I do my best to keep it simple and stay away from adding to much detail. Something I continually strive to do, that is to strike a balance between simplicity and the amount of detail I put in.

The color self portraits at the end are pages from my sketch book where I try to resolve how much information is necessary to create a convincing image.

These last two are actually the same image. I scanned the painting midway through to show that much of what was necessary was already there.

Sunday, February 23, 2014

Pen and Ink

It's been a long time since I've done a pen and ink with this much cross hatching. It was really a lot of fun to do. Both drawings posted here was made on Sketchbook Pro. The one of my Mother on the upper left was done with the ball point pen tool and the self portrait was done with the pencil tool.

The ball point pen gave a consistent line which was perfect for this drawing. I usually like using a tool where you can vary the thin and thickness of the line (weight) with pen pressure but this tool worked for this drawing.
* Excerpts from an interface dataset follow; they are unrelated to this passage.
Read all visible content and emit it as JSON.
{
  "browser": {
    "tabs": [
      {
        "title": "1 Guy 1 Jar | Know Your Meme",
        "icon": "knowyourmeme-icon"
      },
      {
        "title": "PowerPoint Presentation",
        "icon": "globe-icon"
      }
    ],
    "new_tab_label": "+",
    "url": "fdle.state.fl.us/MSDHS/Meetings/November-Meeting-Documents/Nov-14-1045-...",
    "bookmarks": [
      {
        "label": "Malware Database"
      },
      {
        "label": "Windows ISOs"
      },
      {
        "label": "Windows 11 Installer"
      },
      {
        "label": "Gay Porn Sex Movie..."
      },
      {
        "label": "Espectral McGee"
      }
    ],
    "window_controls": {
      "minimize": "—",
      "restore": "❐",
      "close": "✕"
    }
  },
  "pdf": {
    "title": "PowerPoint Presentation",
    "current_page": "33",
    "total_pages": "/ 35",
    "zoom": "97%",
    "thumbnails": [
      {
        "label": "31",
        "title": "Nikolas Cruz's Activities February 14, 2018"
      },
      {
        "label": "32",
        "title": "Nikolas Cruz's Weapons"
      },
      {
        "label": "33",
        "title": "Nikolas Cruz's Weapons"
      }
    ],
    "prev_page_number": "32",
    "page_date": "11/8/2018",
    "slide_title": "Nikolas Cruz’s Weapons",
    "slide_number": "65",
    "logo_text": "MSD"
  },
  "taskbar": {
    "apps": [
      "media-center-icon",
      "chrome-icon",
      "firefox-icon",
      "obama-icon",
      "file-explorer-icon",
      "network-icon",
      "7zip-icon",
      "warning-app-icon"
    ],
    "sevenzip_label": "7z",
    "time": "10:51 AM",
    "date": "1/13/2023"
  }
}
I believe it's a good idea to try out all the tools (brushes) in the program so that you know what your options are when you are creating your image. You can use more than one tool for the line quality that you need.

 There i s a video of the self portrait I created for my YouTube channel. The video is embedded bellow.

Tuesday, February 11, 2014

What Is More Important Than Technical Skill

These two watercolors are of the same person, my Mother. The time in between these paintings is about 12 years. It's painful to look at them beside each other. Such a reminder of how time can pass almost unnoticed until you look back on images like this.

Technically I know these paintings have there faults but there is a heavy feeling and personality that is communicated in the image's, especially the bottom one. That counts as much, maybe more than the how good the painting is technically.

My belief is that a really good painting is a marriage of both technical skills and an ability to communicate something to your audience, and the first is in the service of the latter. After all, you learn how to paint so that you can communicate what you see, feel and think to your audience.

What you say with your skills is what is going to remain with them when the image is no longer in front of them. It could be a feeling, memory or an idea, but they should walk away with something.

Monday, January 27, 2014

Wash Drawings


You know that left over paint you have on your water color palette. The stuff that you were mixing together. Don't wipe it off your palette. Use it to make wash drawings in your sketchbook. The paint is expensive enough, there's no need to just throw it away, use it.

The sketches I'm posting here were made with the left over paint on my water color palette. Might as well use it to fill up pages in my sketchbook. To be honest, it's been a little while since I've worked in watercolor. Doing these wash drawings help me get warmed up to the medium once again.